Panel to monitor debt restructuring
The Joint Standing Committee on Commerce, Industry and Banking (JSCCIB) will spend three months monitoring the debt restructuring progress of small and medium-sized enterprises (SMEs), on a case-by-case basis, after the Bank of Thailand's debt relief measures in the second phase expire tomorrow.
Though the central bank will not prolong debt relief measures, the regulator encourages financial institutions to help borrowers who cannot pay debt normally to enter debt restructuring.
Commercial banks can offer debt restructuring to customers through several methods in line with their repayment capability. These include a grace period for interest and principal payment, interest rate cuts, debt instalment period extension and a lower debt instalment per month.
"We are satisfied with the financial assistance helping borrowers overcoming this difficult situation," Supant Mongkolsuthree, chairman of the Federation of Thai Industries (FTI), said after yesterday's JSCCIB meeting.
Entrepreneurs who want more time to pay their debts are required to contact financial institutions, which will consider the requests on a case-by-case basis.
"We'll evaluate the outcome after three months," Mr Supant said.
The Bank of Thailand is concentrated on targeted policies helping SME business operators after the second-phase debt relief measures expire tomorrow, rather than the existing blanket policies.
The value of debtors receiving debt relief measures in the formal banking system totals 6.89 trillion baht, with 1.35 trillion baht attributed to SME loans across 1.05 million accounts.
Payong Srivanich, chairman of the Thai Bankers' Association (TBA), said 80,000 SME debtors accounting for 6% of total outstanding debt have "lost contact" with financial institutions, which are trying to draw them back into the system.
About 10% want to continue debt relief measures. Banks will consider helping them with debt restructuring on a case-by-case basis.
For debtors who are given more time to pay, the additional period must not exceed six months from the end of this year, Mr Payong said.
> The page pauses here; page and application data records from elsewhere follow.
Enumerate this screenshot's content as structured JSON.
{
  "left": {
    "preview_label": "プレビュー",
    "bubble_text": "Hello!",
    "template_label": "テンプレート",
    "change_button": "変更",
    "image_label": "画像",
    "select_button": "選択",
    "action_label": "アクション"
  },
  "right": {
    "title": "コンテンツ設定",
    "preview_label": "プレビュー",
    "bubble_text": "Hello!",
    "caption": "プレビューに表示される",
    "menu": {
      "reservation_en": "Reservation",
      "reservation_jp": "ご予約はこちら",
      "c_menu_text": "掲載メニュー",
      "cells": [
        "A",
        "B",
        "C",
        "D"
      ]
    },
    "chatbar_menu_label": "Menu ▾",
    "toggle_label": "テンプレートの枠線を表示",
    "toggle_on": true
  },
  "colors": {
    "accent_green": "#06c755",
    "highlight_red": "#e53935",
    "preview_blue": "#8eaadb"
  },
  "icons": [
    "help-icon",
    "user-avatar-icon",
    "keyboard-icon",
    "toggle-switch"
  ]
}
"Many businesses facing financial woes are in the tourism sector, especially the hotel business," Mr Supant said.
According to Mr Payong, two other groups of debtors are in a better situation. Up to 60% can pay back, while 20% can resume business but not fully recover and want financial institutions to adjust the debt structure based on repayment ability.
The JSCCIB yesterday also raised concern over the ongoing political conflict after foreign business people said they were increasingly worried about safety issues and a possible unpleasant impact on business.